▼▼▼

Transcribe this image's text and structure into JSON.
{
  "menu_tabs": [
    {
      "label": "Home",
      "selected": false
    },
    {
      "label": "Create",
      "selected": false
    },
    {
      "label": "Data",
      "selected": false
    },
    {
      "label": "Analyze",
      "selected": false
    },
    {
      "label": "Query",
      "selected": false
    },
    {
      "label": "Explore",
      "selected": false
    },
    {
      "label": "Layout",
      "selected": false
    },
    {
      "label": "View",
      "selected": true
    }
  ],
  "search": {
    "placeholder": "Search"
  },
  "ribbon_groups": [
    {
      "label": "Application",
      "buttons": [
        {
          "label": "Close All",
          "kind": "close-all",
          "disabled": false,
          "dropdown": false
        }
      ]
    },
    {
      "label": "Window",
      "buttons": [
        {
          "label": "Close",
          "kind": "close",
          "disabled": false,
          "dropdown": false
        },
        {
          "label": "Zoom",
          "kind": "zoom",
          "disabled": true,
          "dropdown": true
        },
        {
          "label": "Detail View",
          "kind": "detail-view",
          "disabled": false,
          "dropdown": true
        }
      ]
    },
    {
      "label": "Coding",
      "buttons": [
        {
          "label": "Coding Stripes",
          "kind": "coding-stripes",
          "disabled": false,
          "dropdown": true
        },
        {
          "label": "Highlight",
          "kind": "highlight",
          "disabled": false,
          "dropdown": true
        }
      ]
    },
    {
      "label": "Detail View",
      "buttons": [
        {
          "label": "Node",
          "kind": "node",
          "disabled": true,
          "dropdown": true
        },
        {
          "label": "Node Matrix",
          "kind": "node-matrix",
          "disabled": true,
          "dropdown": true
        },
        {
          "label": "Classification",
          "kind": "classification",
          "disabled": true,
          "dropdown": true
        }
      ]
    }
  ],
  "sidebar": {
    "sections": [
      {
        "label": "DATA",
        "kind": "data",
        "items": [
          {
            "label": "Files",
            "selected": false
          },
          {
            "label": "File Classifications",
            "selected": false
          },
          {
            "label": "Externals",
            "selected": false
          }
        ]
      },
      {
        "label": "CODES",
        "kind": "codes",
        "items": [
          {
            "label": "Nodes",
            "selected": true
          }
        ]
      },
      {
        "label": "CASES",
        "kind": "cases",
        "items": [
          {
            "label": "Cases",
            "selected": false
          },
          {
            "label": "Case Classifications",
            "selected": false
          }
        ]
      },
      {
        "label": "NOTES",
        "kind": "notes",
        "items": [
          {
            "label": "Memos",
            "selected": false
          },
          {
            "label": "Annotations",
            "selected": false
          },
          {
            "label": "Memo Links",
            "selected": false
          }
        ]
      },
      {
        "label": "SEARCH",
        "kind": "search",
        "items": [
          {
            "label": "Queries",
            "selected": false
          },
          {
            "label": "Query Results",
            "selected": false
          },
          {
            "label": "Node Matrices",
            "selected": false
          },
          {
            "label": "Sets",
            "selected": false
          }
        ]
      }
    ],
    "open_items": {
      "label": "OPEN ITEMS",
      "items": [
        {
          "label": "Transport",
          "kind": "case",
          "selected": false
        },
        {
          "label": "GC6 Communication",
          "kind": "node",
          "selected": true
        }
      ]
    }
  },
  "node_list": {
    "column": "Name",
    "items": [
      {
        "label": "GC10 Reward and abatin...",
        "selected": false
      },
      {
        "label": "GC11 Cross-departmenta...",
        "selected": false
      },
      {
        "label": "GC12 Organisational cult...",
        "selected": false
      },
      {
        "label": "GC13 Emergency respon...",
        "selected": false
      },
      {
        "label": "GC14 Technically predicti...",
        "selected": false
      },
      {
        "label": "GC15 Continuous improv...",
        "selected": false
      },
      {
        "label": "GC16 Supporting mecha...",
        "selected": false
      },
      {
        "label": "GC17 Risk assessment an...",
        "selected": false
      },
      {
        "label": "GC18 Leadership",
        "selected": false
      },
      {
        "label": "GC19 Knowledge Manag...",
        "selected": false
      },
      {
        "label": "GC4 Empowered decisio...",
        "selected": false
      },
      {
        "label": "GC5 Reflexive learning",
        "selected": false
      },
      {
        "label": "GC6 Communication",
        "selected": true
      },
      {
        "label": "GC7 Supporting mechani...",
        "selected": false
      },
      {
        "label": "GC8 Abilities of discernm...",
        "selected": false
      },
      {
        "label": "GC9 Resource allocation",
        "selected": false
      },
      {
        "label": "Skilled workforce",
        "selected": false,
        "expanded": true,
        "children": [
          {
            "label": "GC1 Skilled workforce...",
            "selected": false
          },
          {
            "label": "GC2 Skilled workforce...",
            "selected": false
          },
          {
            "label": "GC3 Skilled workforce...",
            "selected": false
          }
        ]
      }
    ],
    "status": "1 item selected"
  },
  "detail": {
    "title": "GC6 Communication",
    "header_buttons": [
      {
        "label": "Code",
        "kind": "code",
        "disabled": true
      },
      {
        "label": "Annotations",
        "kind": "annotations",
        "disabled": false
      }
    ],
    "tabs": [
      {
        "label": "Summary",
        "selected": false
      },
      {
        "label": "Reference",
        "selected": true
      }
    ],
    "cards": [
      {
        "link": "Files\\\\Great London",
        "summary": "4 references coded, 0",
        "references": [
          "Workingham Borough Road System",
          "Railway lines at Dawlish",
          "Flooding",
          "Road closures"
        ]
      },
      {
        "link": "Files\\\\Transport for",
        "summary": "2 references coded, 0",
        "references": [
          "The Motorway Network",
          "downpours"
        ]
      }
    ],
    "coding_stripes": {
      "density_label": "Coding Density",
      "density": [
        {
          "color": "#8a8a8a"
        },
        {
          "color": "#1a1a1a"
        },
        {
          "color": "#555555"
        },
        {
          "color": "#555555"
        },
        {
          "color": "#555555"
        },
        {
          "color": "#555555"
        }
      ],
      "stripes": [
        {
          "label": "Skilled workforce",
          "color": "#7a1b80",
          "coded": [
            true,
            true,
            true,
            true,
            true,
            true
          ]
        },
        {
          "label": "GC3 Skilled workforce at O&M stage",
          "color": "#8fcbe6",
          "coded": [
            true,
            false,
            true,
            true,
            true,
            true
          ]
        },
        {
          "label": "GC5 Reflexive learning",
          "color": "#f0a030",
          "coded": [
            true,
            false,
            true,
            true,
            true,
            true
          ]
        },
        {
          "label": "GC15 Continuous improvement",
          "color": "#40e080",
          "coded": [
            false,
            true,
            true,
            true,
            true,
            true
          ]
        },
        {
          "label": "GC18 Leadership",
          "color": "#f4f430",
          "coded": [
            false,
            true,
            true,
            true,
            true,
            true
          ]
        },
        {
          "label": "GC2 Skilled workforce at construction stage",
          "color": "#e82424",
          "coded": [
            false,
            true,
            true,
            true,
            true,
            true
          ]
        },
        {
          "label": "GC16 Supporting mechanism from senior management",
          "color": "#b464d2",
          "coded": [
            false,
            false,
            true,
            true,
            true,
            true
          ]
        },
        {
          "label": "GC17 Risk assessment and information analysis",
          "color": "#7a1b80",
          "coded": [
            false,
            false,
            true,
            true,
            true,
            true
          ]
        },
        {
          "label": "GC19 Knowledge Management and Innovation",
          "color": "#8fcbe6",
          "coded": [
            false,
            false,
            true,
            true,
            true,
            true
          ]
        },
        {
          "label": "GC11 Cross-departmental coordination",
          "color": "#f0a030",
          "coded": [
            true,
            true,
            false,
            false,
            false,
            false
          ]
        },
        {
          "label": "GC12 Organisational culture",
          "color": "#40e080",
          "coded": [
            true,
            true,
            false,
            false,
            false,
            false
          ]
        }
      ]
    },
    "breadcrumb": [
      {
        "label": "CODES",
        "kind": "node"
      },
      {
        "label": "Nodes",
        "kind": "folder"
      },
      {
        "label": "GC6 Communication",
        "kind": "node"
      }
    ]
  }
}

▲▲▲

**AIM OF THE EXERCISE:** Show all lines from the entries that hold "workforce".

**EXERCISE OUTPUT:**
        "label": "Skilled workforce",
            "label": "GC1 Skilled workforce...",
            "label": "GC2 Skilled workforce...",
            "label": "GC3 Skilled workforce...",
          "label": "Skilled workforce",
          "label": "GC3 Skilled workforce at O&M stage",
          "label": "GC2 Skilled workforce at construction stage",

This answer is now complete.